Source: NASA

10-19-2007 11:51

Euler Crater has central peaks and slumped walls. The peaks almost certainly formed quickly after the impact that produced the crater compressed the ground. The ground rebounded upward, forming the peaks. The crater walls are slumped because the original walls were too steep to withstand the force of gravity. Material fell inward, away from the walls. This crater, in Mare Imbrium (Sea of Rains), is about 17 1/2 miles (28 kilometers) across. Image credit: Lunar and Planetary Institute.

The vast majority of the moon's craters are formed by the impact of meteoroids, asteroids, and comets. Craters on the moon are named for famous scientists. For example, Copernicus Crater is named for Nicolaus Copernicus, a Polish astronomer who realized in the 1500's that the planets move about the sun. Archimedes Crater is named for the Greek mathematician Archimedes, who made many mathematical discoveries in the 200's B.C.

The shape of craters varies with their size. Small craters with diameters of less than 6 miles (10 kilometers) have relatively simple bowl shapes. Slightly larger craters cannot maintain a bowl shape because the crater wall is too steep. Material falls inward from the wall to the floor. As a result, the walls become scalloped and the floor becomes flat.

Still larger craters have terraced walls and central peaks. Terraces inside the rim descend like stairsteps to the floor. The same process that creates wall scalloping is responsible for terraces. The central peaks almost certainly form as did the central peaks of impact craters on Earth. Studies of the peaks on Earth show that they result from a deformation of the ground. The impact compresses the ground, which then rebounds, creating the peaks. Material in the central peaks of lunar craters may come from depths as great as 12 miles (19 kilometers).

Surrounding the craters is rough, mountainous material -- crushed and broken rocks that were ripped out of the crater cavity by shock pressure. This material, called the crater ejecta blanket, can extend about 60 miles (100 kilometers) from the crater.
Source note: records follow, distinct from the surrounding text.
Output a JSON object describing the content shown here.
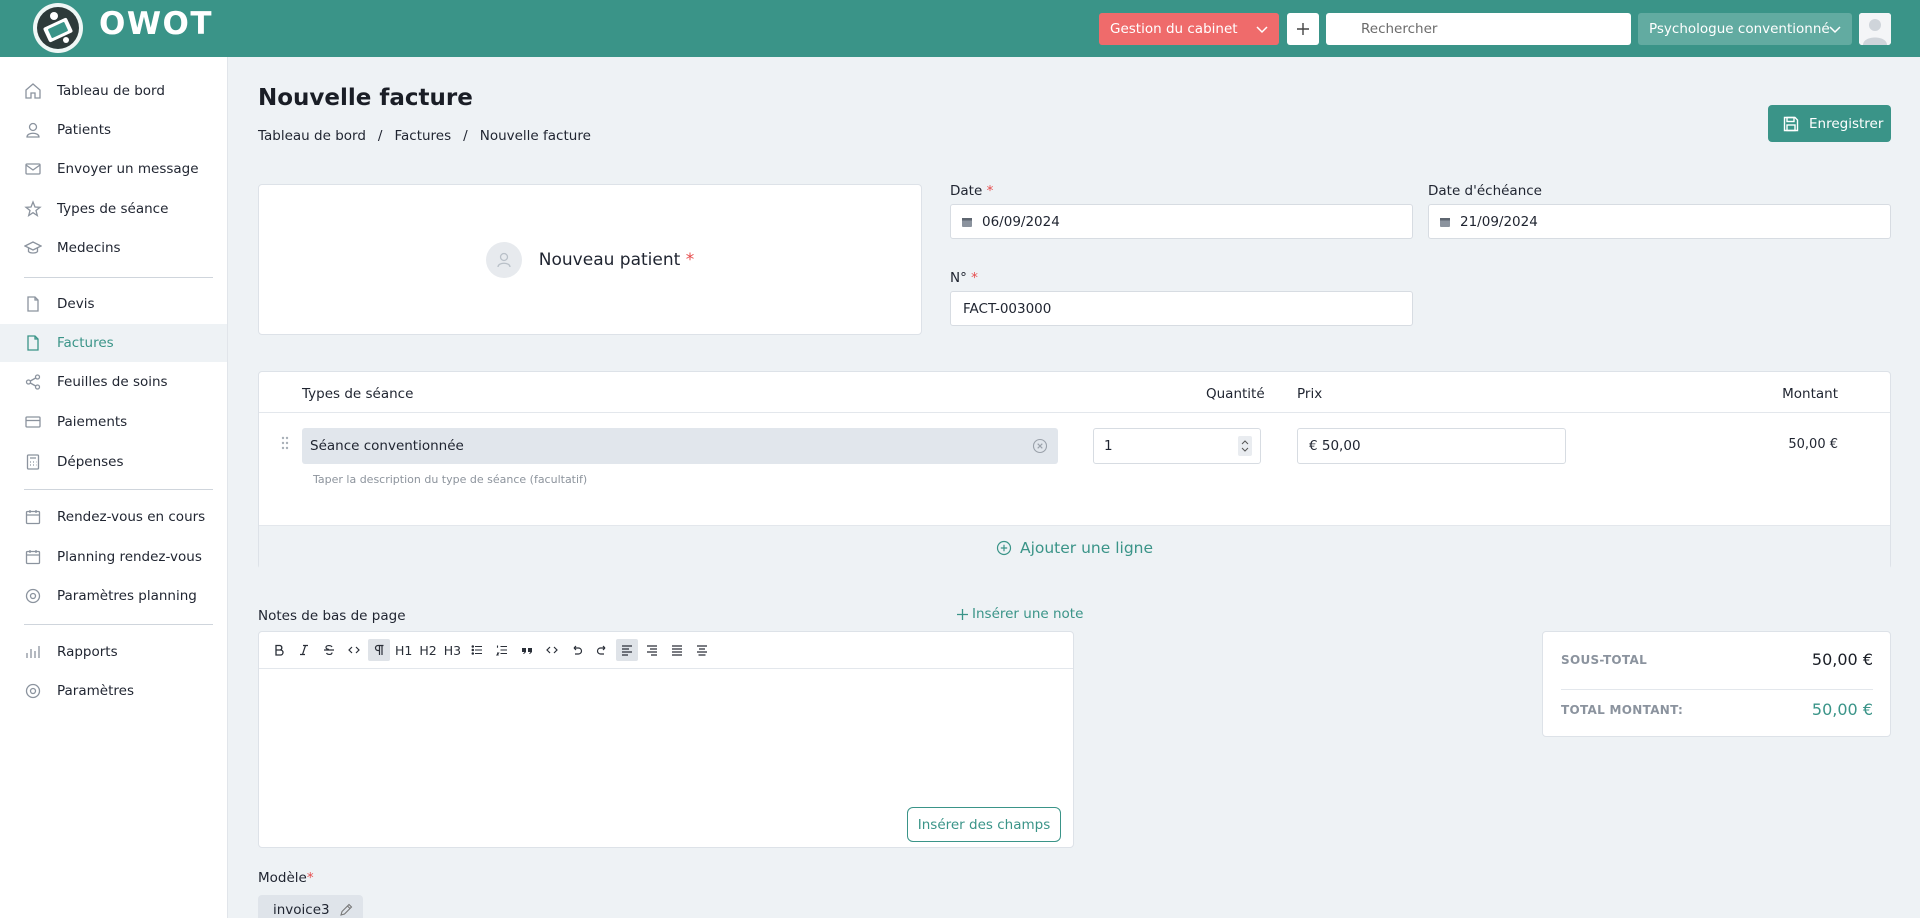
{
  "app": {
    "name": "OWOT"
  },
  "topbar": {
    "cabinet_label": "Gestion du cabinet",
    "search_placeholder": "Rechercher",
    "profile_label": "Psychologue conventionné"
  },
  "sidebar": {
    "items": [
      {
        "label": "Tableau de bord",
        "icon": "home-icon"
      },
      {
        "label": "Patients",
        "icon": "user-icon"
      },
      {
        "label": "Envoyer un message",
        "icon": "mail-icon"
      },
      {
        "label": "Types de séance",
        "icon": "star-icon"
      },
      {
        "label": "Medecins",
        "icon": "graduation-cap-icon"
      },
      {
        "label": "Devis",
        "icon": "file-icon"
      },
      {
        "label": "Factures",
        "icon": "invoice-file-icon",
        "active": true
      },
      {
        "label": "Feuilles de soins",
        "icon": "share-icon"
      },
      {
        "label": "Paiements",
        "icon": "credit-card-icon"
      },
      {
        "label": "Dépenses",
        "icon": "calculator-icon"
      },
      {
        "label": "Rendez-vous en cours",
        "icon": "calendar-icon"
      },
      {
        "label": "Planning rendez-vous",
        "icon": "calendar-icon"
      },
      {
        "label": "Paramètres planning",
        "icon": "gear-icon"
      },
      {
        "label": "Rapports",
        "icon": "bar-chart-icon"
      },
      {
        "label": "Paramètres",
        "icon": "gear-icon"
      }
    ]
  },
  "page": {
    "title": "Nouvelle facture",
    "breadcrumb": [
      "Tableau de bord",
      "Factures",
      "Nouvelle facture"
    ],
    "save_label": "Enregistrer"
  },
  "patient": {
    "label": "Nouveau patient"
  },
  "form": {
    "date_label": "Date",
    "date_value": "06/09/2024",
    "due_label": "Date d'échéance",
    "due_value": "21/09/2024",
    "number_label": "N°",
    "number_value": "FACT-003000",
    "required_mark": "*"
  },
  "items": {
    "headers": {
      "type": "Types de séance",
      "qty": "Quantité",
      "price": "Prix",
      "amount": "Montant"
    },
    "rows": [
      {
        "type": "Séance conventionnée",
        "description_placeholder": "Taper la description du type de séance (facultatif)",
        "qty": "1",
        "price": "€ 50,00",
        "amount": "50,00 €"
      }
    ],
    "add_line_label": "Ajouter une ligne"
  },
  "notes": {
    "label": "Notes de bas de page",
    "insert_note_label": "Insérer une note",
    "insert_fields_label": "Insérer des champs",
    "toolbar": [
      "bold",
      "italic",
      "strikethrough",
      "code",
      "paragraph",
      "H1",
      "H2",
      "H3",
      "bullet-list",
      "ordered-list",
      "quote",
      "code-block",
      "undo",
      "redo",
      "align-left",
      "align-right",
      "align-justify",
      "align-center"
    ]
  },
  "totals": {
    "subtotal_label": "SOUS-TOTAL",
    "subtotal_value": "50,00 €",
    "total_label": "TOTAL MONTANT:",
    "total_value": "50,00 €"
  },
  "model": {
    "label": "Modèle",
    "value": "invoice3"
  },
  "colors": {
    "primary": "#3a9488",
    "danger": "#ef6b6b",
    "required": "#e64b4b"
  }
}
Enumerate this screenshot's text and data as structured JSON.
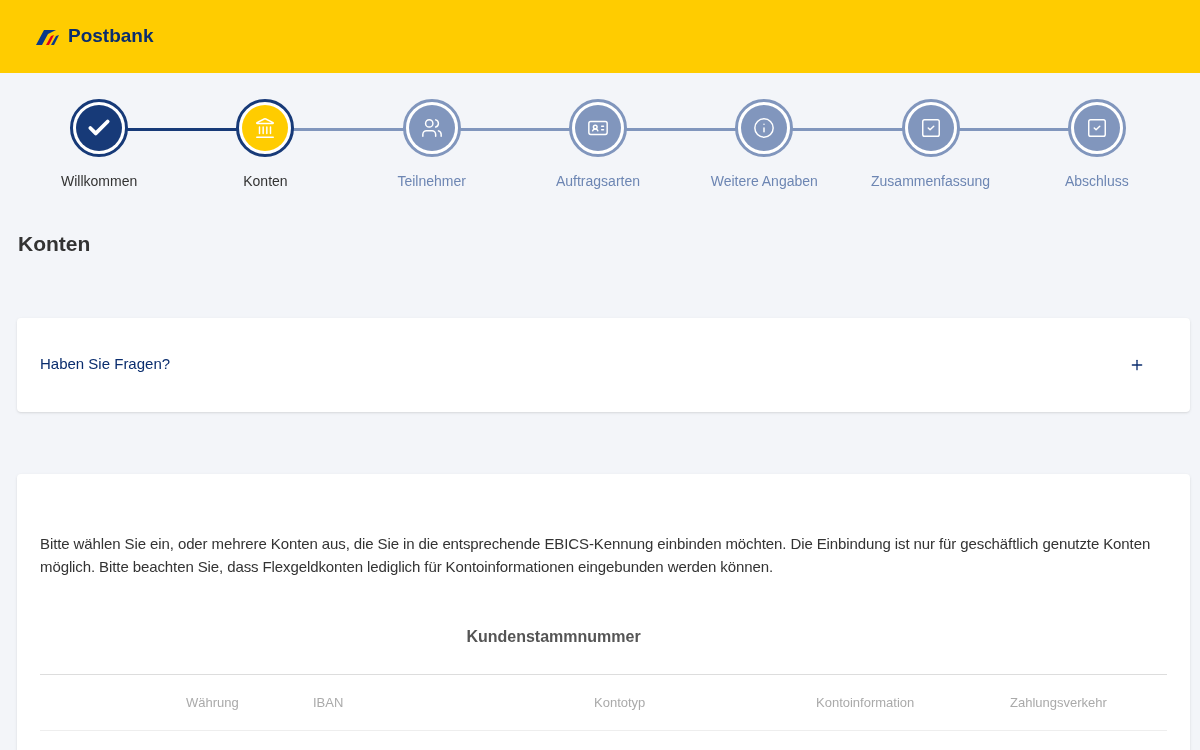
{
  "header": {
    "brand": "Postbank"
  },
  "steps": [
    {
      "label": "Willkommen",
      "done": true,
      "selected": false
    },
    {
      "label": "Konten",
      "done": false,
      "selected": true
    },
    {
      "label": "Teilnehmer",
      "done": false,
      "selected": false
    },
    {
      "label": "Auftragsarten",
      "done": false,
      "selected": false
    },
    {
      "label": "Weitere Angaben",
      "done": false,
      "selected": false
    },
    {
      "label": "Zusammenfassung",
      "done": false,
      "selected": false
    },
    {
      "label": "Abschluss",
      "done": false,
      "selected": false
    }
  ],
  "page_title": "Konten",
  "faq": {
    "label": "Haben Sie Fragen?",
    "expanded": false
  },
  "intro": "Bitte wählen Sie ein, oder mehrere Konten aus, die Sie in die entsprechende EBICS-Kennung einbinden möchten. Die Einbindung ist nur für geschäftlich genutzte Konten möglich. Bitte beachten Sie, dass Flexgeldkonten lediglich für Kontoinformationen eingebunden werden können.",
  "table": {
    "group_heading": "Kundenstammnummer",
    "columns": [
      "Währung",
      "IBAN",
      "Kontotyp",
      "Kontoinformation",
      "Zahlungsverkehr"
    ]
  }
}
Farther out are patches of debris and, in many cases, irregular secondary craters, also known as secondaries. Those craters come in a range of shapes and sizes, and they are often clustered in groups or aligned in rows. Secondaries form when material thrown out of the primary (original) crater strikes the surface. This material consists of large blocks, clumps of loosely joined rocks, and fine sprays of ground-up rock. The material may travel thousands of miles or kilometers.

Crater rays are light, wispy deposits of powder that can extend thousands of miles or kilometers from the crater. Rays slowly vanish as micrometeoroid bombardment mixes the powder into the upper surface layer. Thus, craters that still have visible rays must be among the youngest craters on the moon.